    JEL: K21 L13 L41
    Date: 2008–03–27
  11. By: Daron Acemoglu; Davide Ticchi; Andrea Vindigni
    Abstract: We investigate how nondemocratic regimes use the military and how this can lead to the emergence of military dictatorships. Nondemocratic regimes need the use of force in order to remain in power, but this creates a political moral hazard problem; a strong military may not simply work as an agent of the elite but may turn against them in order to create a regime more in line with their own objectives. The political moral hazard problem increases the cost of using repression in nondemocratic regimes and in particular, necessitates high wages and policy concessions to the military. When these concessions are not sufficient, the military can take action against a nondemocratic regime in order to create its own dictatorship. A more important consequence of the presence of a strong military is that once transition to democracy takes place, the military poses a coup threat against the nascent democratic regime until it is reformed. The anticipation that the military will be reformed in the future acts as an additional motivation for the military to undertake coups against democratic governments. We show that greater inequality makes the use of the military in nondemocratic regimes more likely and also makes it more difficult for democracies to prevent military coups. In addition, greater inequality also makes it more likely that nondemocratic regimes are unable to solve the political moral hazard problem and thus creates another channel for the emergence of military dictatorships. We also show that greater natural resource rents make military coups against democracies more likely, but have ambiguous effects on the political equilibrium in nondemocracies (because with abundant natural resources, repression becomes more valuable to the elite, but also more expensive to maintain because of the more severe political moral hazard that natural resources induce). Finally, we discuss how the national defense role of the military interacts with its involvement in domestic politics.

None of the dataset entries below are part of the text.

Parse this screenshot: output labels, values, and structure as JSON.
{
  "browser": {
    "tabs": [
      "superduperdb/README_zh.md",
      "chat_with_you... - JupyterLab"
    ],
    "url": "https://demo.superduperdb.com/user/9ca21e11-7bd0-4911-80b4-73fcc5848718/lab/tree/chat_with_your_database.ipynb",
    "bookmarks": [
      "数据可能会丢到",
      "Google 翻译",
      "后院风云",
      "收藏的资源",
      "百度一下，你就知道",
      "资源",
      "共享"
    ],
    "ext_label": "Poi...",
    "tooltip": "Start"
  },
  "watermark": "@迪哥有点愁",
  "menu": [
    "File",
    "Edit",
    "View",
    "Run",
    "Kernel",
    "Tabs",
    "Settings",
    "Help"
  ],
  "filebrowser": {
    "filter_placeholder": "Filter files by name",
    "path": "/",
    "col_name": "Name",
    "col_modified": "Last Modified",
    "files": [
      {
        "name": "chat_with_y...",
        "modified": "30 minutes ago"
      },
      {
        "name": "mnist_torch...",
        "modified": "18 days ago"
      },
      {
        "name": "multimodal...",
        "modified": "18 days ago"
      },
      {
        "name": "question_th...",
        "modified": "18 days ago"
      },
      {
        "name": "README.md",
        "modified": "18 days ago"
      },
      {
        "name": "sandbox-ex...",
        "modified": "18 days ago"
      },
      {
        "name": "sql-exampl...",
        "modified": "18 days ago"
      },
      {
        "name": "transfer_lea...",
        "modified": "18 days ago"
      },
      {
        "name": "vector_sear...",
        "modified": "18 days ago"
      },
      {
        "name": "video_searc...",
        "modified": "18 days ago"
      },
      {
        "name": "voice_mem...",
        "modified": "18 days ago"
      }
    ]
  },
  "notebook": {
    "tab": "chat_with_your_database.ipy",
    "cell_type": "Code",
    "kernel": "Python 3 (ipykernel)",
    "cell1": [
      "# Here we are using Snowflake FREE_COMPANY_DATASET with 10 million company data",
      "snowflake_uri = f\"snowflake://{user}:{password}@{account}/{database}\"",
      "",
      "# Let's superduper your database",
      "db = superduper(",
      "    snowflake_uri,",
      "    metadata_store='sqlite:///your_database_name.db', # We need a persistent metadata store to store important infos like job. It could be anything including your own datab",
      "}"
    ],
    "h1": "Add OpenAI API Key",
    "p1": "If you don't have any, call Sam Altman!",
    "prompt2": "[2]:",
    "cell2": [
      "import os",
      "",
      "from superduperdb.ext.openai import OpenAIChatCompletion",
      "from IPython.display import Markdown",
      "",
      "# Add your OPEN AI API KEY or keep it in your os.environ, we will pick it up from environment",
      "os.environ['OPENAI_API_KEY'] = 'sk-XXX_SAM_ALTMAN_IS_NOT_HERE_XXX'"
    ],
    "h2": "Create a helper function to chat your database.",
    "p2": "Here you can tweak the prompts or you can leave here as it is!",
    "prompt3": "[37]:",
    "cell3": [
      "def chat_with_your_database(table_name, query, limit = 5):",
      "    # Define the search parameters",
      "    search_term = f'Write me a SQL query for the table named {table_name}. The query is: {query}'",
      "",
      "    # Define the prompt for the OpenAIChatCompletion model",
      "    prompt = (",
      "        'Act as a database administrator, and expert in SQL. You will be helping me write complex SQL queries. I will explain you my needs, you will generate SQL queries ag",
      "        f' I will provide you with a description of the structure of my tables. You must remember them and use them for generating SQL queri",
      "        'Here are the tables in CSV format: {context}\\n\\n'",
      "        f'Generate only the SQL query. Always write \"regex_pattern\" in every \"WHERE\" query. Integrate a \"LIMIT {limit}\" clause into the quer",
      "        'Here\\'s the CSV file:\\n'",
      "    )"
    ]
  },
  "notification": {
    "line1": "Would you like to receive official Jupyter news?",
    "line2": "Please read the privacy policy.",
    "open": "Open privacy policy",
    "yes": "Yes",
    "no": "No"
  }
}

    JEL: H20 N10 N40 P16
    Date: 2008–04

This nep-cta issue is ©2008 by Simona Fabrizi. It is provided as is without any express or implied warranty. It may be freely redistributed in whole or in part for any purpose. If distributed in part, please include this notice.
General information on the NEP project can be found at For comments please write to the director of NEP, Marco Novarese at <>. Put “NEP” in the subject, otherwise your mail may be rejected.
NEP’s infrastructure is sponsored by the School of Economics and Finance of Massey University in New Zealand.